Thursday, March 13, 2008

Walter Crane

Well, it's been a busy week! I've been teaching tutorials all this week and I'm afraid I've neglected my blog!

Tonight I've decided to write a bit about Walter Crane, who is perhaps best known as an illustrator of fairy tales and children's books. Although Walter Crane is not as well known as William Morris, they were friends and Crane was a key character in the Arts and Crafts movement. Like Morris, Ruskin and others, Crane oftened lectured on drawing and design and was the art director at Reading College.

Crane's work was not well received by critics, which is perhaps why he turned to illustrating children's books. His drawings have a strong Japanese influence and are also reminiscent of Kate Greenway's work. He also collaborated with William Morris on illustrations for the Kelmscott book The Story of the Glittering Plain.

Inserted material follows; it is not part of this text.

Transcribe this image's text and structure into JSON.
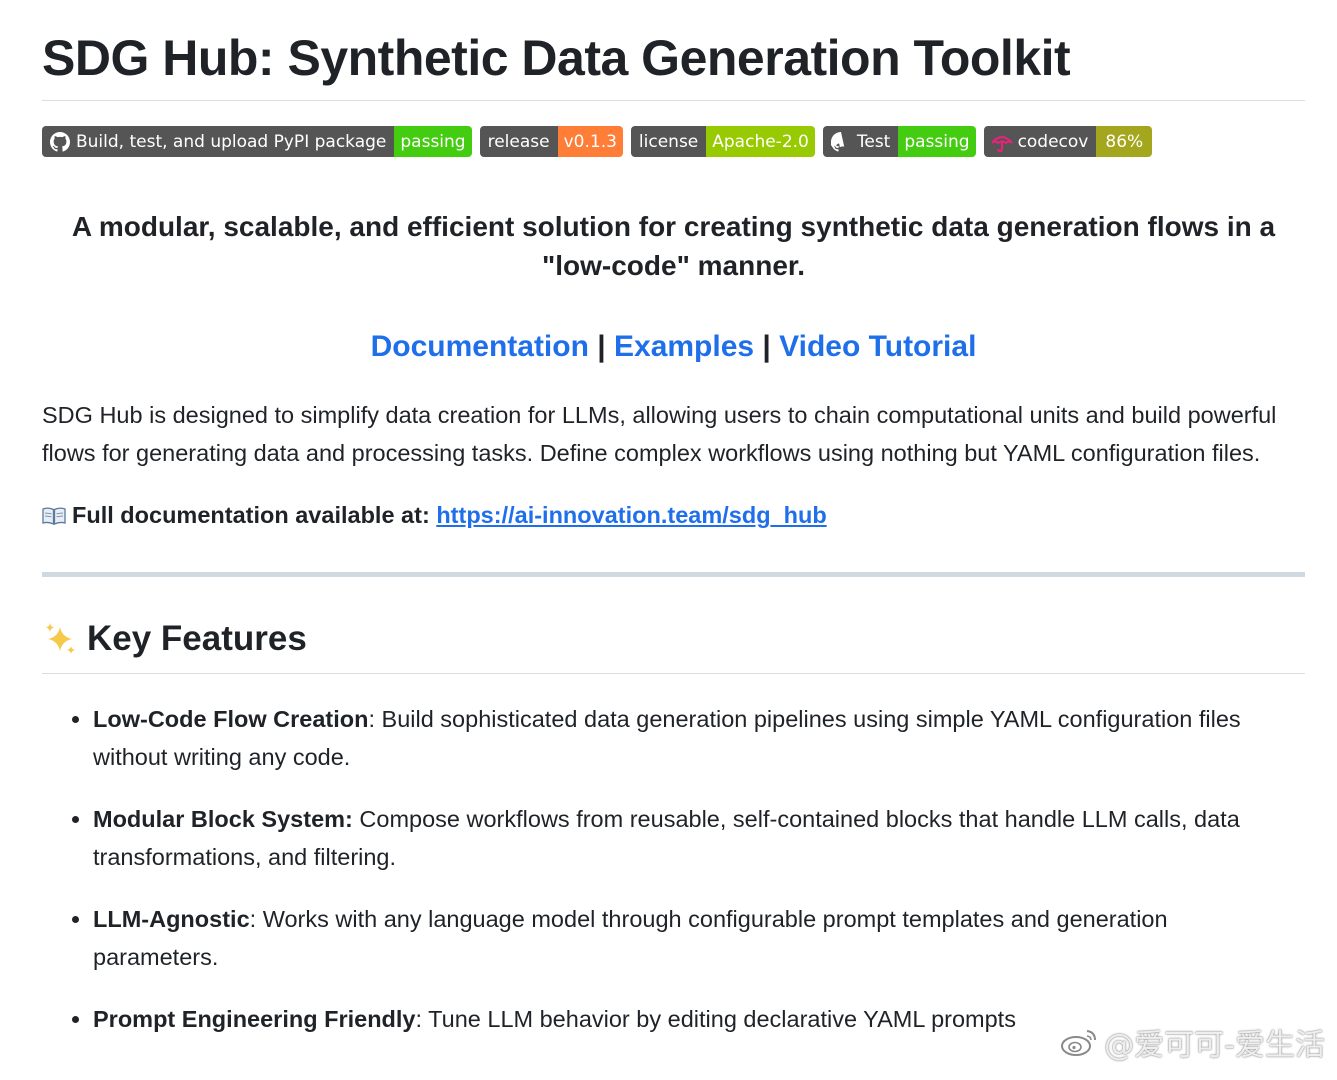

I love this quote from Walter Crane wrote about the Arts and Crafts Movement. He had a real passion for beauty that shows though in his writing:

The movement represents in some sense a revolt against the hard mechanical conventional life and it's insensitivity to beauty. It is a protest against that so called industrial progress which produces shoddy wares, the cheapness of which is paid for by the lives of their producers and the degradation of their users. It is a protest against the turning of men into machines against artificial distinctions in art, and against making the immediate market value or possibility of profit the chief test of artistic merit. It also advances the claim of all and each to the common possession of beauty in things common and familiar.

Later in life, Walter Crane moved beyond painting and drawing and moved on to designing sculptures, wallpaper, stained glass and textiles. The image at the right is actually one of his wallpaper designs. How beautiful!


Grace said...

Glad you're back! I've missed your posts :)

Lovely quote by Crane! I wasn't quite aware of his role in the A&C movement. My favorite of his is his illustrations of Puss in Boots. I am terribly biased though, since I have my own little black cat, and I love that he drew his Puss that way!

skatej said...

The brass was cut using a metal hole puncher and a jewelry saw. In retrospect, however, I should have used a drill instead of the puncher. I felt like i had just gone through labor when I finished it. Right now I'm working on knitted wire for my folklore piece. I'm doing Allerleirauh

skatej said...

And thanks for the sweet compliments! It's nice to hear that something I worked so hard on is appreciated.

Walter Crane's illustration style looks from a version of Beauty and the Beast that I had when I was little I think.